Missing from those timelines was the trip to Albany Avenue, where Dulos made multiple stops to dispose of what police believe was criminal evidence, while Troconis was in the vehicle.

During the interviews shown in court, Troconis said that they made the timelines to make sure they documented where they had been that day. Some were written by her and some by Dulos, she said.

Troconis was reportedly in the vehicle during the Albany Avenue trip, which was captured on surveillance footage but told investigators in the interview that she was primarily on her phone and not paying much attention to what they were doing. When she asked, she said Dulos told her to “relax.” She told investigators she just went along for the ride as a companion and that she would not have gone if she knew what he was doing.

Investigators pressured her, saying “Nobody in the world believes that you didn’t know what was going on” and “You’re probably the most hated woman in America right now.”

They also told Troconis her story about what happened that day and the timelines had “significant problems.”

Troconis said that she had slept in her daughter Nicole’s bed from midnight on the night before the disappearance so could not say for certain whether or not Dulos was home or in bed. She told investigators she never actually saw him that morning. She also told investigators during the interview that she had never even met Farber Dulos.

Troconis became visibly emotional multiple times during the interview, including when she was told that Dulos had allegedly been speaking with Farber Dulos about a potential reconciliation.

Detectives told her that, in their opinion, Dulos was manipulative and controlling and wouldn’t hesitate to pin the murder on her.

“I could be in prison because of him,” she said at one point in the interview. She said she was worried about going to jail and being away from her daughter

Investigators asked Troconis where she thought Farber Dulos was.

“I think that she’s still somewhere, I hope, hiding,” she said.

“I didn’t do it,” she said through sobs at one point in the interview.

In the interviews shown Thursday, investigators also questioned Troconis about pairs of shoes that were missing from the Farmington house and why Dulos decided to shave his head and entire body around the time of Farber Dulos’ disappearance. She told investigators that she shaved his head and that, before then, he had never asked her to do that.

‘He wanted to do this!’: Police report details Fotis Dulos’ last hours in Farmington as he prepared to take his own life

Dulos, who was charged with her murder, died by suicide in 2020. His attorney, Kent Mawhinney, is also awaiting trial on conspiracy charges in connection to the disappearance.

Farber Dulos’ body has never been found but she is presumed dead.

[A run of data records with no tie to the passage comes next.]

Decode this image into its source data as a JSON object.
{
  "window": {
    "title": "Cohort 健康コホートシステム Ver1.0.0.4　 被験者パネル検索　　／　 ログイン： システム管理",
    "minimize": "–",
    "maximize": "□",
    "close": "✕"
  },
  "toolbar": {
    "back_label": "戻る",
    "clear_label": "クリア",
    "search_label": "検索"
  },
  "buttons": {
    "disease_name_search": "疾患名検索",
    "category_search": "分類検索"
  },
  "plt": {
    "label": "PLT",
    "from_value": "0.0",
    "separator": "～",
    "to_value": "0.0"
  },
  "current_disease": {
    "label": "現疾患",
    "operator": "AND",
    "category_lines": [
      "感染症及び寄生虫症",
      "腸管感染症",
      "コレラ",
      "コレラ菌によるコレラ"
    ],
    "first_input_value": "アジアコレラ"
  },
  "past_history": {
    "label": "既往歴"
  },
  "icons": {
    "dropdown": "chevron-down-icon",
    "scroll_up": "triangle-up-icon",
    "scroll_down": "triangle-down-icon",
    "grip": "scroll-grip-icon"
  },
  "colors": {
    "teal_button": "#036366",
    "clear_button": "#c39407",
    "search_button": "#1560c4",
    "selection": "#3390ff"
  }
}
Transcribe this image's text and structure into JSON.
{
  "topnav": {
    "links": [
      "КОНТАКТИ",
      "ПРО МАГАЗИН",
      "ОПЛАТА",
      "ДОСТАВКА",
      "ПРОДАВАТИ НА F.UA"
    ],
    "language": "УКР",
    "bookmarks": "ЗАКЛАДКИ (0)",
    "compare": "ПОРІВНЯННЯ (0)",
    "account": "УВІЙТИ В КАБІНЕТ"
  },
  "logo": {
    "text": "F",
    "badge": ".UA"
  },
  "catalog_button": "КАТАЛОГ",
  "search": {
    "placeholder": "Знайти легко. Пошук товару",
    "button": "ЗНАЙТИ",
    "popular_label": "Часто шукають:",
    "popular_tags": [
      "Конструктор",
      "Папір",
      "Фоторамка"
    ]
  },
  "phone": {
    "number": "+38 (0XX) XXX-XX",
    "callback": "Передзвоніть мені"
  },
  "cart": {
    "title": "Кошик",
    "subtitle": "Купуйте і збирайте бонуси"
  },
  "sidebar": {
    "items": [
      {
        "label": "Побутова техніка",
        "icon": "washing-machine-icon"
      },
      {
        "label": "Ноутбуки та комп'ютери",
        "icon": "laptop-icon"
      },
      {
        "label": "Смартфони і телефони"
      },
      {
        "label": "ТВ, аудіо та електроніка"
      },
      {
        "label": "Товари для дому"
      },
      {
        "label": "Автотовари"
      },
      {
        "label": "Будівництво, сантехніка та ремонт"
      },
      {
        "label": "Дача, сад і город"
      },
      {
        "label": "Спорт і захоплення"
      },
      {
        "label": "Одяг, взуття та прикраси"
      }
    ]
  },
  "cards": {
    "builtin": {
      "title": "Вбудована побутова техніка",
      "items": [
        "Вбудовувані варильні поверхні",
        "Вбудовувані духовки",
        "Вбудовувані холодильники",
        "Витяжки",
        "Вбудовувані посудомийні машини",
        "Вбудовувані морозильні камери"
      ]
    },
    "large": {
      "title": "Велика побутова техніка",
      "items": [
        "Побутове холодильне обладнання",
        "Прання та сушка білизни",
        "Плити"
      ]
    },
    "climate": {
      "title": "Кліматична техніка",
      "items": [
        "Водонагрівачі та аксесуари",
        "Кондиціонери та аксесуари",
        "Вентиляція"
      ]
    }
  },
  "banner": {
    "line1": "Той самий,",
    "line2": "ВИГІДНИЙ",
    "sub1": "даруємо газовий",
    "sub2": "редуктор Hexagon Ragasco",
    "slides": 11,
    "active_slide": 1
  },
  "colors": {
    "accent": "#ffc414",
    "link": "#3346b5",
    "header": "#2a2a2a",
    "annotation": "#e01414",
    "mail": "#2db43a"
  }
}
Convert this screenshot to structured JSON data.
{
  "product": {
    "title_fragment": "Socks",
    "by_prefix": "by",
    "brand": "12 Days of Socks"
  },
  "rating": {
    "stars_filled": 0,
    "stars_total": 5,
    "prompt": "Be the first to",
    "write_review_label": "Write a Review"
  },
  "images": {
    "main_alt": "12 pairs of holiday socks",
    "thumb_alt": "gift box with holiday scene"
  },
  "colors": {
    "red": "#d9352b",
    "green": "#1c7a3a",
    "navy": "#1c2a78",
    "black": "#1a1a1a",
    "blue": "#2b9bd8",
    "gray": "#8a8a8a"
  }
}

Some of Jennifers’ loved ones attended the multi-day hearing last week, including family spokesperson Carrie Luft. They declined to comment on the case.

Troconis’ loved ones, including her mother, were also present. Her parents, Marisela and Carlos Troconis, issued a statement earlier this month following a remote hearing in their daughter’s case.

“Our hearts ache as we see the focus unfairly narrowing only to our beloved daughter, Michelle,” Troconis’ parents said. “Despite her earnest cooperation with the police back in 2019, she has been enduring these burdensome charges for over four and a half years. It’s agonizing for us to watch our innocent daughter suffer under the weight of a system that seems to be turning a blind eye to justice.

“We plead with everyone involved, especially the investigators, to see the pain and injustice being inflicted upon Michelle and to reconsider the direction of their pursuit,” they added. “Our family’s plea is simple: seek the truth and fairness that Michelle so rightly deserves.”

Troconis’ family and friends have launched a fundraiser “to support Michelle’s family in fighting a draining legal battle to prove her innocence.”

The suppression hearing continues this week. Troconis’ trial is expected to begin at 10 a.m. on Jan. 8, 2024.